◆ Data shown ◆
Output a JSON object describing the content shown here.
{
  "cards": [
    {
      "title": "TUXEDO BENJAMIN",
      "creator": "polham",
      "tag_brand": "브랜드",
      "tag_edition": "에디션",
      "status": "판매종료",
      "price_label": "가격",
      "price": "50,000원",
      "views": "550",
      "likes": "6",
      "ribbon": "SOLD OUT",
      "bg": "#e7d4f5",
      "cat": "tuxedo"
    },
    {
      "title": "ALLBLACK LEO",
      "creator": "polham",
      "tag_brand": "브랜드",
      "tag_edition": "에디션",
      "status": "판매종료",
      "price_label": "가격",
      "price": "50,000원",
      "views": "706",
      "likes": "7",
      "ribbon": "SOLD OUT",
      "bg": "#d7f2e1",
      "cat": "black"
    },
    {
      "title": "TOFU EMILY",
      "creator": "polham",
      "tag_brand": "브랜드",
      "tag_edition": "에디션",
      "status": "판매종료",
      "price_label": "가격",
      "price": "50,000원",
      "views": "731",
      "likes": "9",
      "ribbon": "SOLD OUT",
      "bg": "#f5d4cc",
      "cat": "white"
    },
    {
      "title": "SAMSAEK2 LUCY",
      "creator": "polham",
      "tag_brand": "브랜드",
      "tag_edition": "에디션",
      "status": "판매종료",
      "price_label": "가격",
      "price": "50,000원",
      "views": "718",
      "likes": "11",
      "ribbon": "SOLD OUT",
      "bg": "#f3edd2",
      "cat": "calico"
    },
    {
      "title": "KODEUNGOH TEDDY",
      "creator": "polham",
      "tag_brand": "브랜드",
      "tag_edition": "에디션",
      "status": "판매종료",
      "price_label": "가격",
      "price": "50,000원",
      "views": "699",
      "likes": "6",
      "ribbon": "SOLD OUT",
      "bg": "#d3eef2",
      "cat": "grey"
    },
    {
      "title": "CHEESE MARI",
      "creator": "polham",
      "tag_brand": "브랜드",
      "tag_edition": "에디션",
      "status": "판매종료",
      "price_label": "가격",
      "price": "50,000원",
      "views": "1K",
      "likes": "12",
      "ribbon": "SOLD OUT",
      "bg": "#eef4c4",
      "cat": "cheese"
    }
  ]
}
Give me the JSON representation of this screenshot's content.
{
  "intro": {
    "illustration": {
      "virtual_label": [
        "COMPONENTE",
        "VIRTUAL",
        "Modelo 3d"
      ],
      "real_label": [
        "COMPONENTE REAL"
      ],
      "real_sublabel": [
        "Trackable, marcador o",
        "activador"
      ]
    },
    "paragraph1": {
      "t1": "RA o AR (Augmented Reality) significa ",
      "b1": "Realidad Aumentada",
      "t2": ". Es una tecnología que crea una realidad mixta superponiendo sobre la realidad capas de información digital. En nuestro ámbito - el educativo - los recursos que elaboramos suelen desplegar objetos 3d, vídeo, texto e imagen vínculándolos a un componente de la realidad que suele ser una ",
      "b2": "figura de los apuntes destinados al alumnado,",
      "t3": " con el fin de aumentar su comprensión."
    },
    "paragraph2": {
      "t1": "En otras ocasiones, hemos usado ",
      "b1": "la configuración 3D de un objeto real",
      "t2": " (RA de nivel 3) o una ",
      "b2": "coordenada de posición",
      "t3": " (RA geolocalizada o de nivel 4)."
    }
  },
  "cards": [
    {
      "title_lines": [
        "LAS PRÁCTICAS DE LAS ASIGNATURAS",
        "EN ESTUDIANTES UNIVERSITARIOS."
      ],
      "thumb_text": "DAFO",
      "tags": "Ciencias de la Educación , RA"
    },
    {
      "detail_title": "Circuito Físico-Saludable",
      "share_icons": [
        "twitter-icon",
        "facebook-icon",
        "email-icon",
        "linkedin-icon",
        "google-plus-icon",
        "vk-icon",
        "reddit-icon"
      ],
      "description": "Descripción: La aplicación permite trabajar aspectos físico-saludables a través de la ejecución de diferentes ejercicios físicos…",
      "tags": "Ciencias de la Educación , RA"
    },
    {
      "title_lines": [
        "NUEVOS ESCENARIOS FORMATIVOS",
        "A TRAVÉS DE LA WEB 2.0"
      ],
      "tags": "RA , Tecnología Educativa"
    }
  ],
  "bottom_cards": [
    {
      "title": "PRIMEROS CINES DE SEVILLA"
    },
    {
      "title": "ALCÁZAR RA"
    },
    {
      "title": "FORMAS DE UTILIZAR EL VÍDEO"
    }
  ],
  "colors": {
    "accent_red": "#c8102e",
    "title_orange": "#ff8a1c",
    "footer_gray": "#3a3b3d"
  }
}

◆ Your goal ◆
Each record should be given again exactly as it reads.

◆ Solution to this exercise ◆
Output a JSON object describing the content shown here.
{
  "cards": [
    {
      "title": "TUXEDO BENJAMIN",
      "creator": "polham",
      "tag_brand": "브랜드",
      "tag_edition": "에디션",
      "status": "판매종료",
      "price_label": "가격",
      "price": "50,000원",
      "views": "550",
      "likes": "6",
      "ribbon": "SOLD OUT",
      "bg": "#e7d4f5",
      "cat": "tuxedo"
    },
    {
      "title": "ALLBLACK LEO",
      "creator": "polham",
      "tag_brand": "브랜드",
      "tag_edition": "에디션",
      "status": "판매종료",
      "price_label": "가격",
      "price": "50,000원",
      "views": "706",
      "likes": "7",
      "ribbon": "SOLD OUT",
      "bg": "#d7f2e1",
      "cat": "black"
    },
    {
      "title": "TOFU EMILY",
      "creator": "polham",
      "tag_brand": "브랜드",
      "tag_edition": "에디션",
      "status": "판매종료",
      "price_label": "가격",
      "price": "50,000원",
      "views": "731",
      "likes": "9",
      "ribbon": "SOLD OUT",
      "bg": "#f5d4cc",
      "cat": "white"
    },
    {
      "title": "SAMSAEK2 LUCY",
      "creator": "polham",
      "tag_brand": "브랜드",
      "tag_edition": "에디션",
      "status": "판매종료",
      "price_label": "가격",
      "price": "50,000원",
      "views": "718",
      "likes": "11",
      "ribbon": "SOLD OUT",
      "bg": "#f3edd2",
      "cat": "calico"
    },
    {
      "title": "KODEUNGOH TEDDY",
      "creator": "polham",
      "tag_brand": "브랜드",
      "tag_edition": "에디션",
      "status": "판매종료",
      "price_label": "가격",
      "price": "50,000원",
      "views": "699",
      "likes": "6",
      "ribbon": "SOLD OUT",
      "bg": "#d3eef2",
      "cat": "grey"
    },
    {
      "title": "CHEESE MARI",
      "creator": "polham",
      "tag_brand": "브랜드",
      "tag_edition": "에디션",
      "status": "판매종료",
      "price_label": "가격",
      "price": "50,000원",
      "views": "1K",
      "likes": "12",
      "ribbon": "SOLD OUT",
      "bg": "#eef4c4",
      "cat": "cheese"
    }
  ]
}
Give me the JSON representation of this screenshot's content.
{
  "intro": {
    "illustration": {
      "virtual_label": [
        "COMPONENTE",
        "VIRTUAL",
        "Modelo 3d"
      ],
      "real_label": [
        "COMPONENTE REAL"
      ],
      "real_sublabel": [
        "Trackable, marcador o",
        "activador"
      ]
    },
    "paragraph1": {
      "t1": "RA o AR (Augmented Reality) significa ",
      "b1": "Realidad Aumentada",
      "t2": ". Es una tecnología que crea una realidad mixta superponiendo sobre la realidad capas de información digital. En nuestro ámbito - el educativo - los recursos que elaboramos suelen desplegar objetos 3d, vídeo, texto e imagen vínculándolos a un componente de la realidad que suele ser una ",
      "b2": "figura de los apuntes destinados al alumnado,",
      "t3": " con el fin de aumentar su comprensión."
    },
    "paragraph2": {
      "t1": "En otras ocasiones, hemos usado ",
      "b1": "la configuración 3D de un objeto real",
      "t2": " (RA de nivel 3) o una ",
      "b2": "coordenada de posición",
      "t3": " (RA geolocalizada o de nivel 4)."
    }
  },
  "cards": [
    {
      "title_lines": [
        "LAS PRÁCTICAS DE LAS ASIGNATURAS",
        "EN ESTUDIANTES UNIVERSITARIOS."
      ],
      "thumb_text": "DAFO",
      "tags": "Ciencias de la Educación , RA"
    },
    {
      "detail_title": "Circuito Físico-Saludable",
      "share_icons": [
        "twitter-icon",
        "facebook-icon",
        "email-icon",
        "linkedin-icon",
        "google-plus-icon",
        "vk-icon",
        "reddit-icon"
      ],
      "description": "Descripción: La aplicación permite trabajar aspectos físico-saludables a través de la ejecución de diferentes ejercicios físicos…",
      "tags": "Ciencias de la Educación , RA"
    },
    {
      "title_lines": [
        "NUEVOS ESCENARIOS FORMATIVOS",
        "A TRAVÉS DE LA WEB 2.0"
      ],
      "tags": "RA , Tecnología Educativa"
    }
  ],
  "bottom_cards": [
    {
      "title": "PRIMEROS CINES DE SEVILLA"
    },
    {
      "title": "ALCÁZAR RA"
    },
    {
      "title": "FORMAS DE UTILIZAR EL VÍDEO"
    }
  ],
  "colors": {
    "accent_red": "#c8102e",
    "title_orange": "#ff8a1c",
    "footer_gray": "#3a3b3d"
  }
}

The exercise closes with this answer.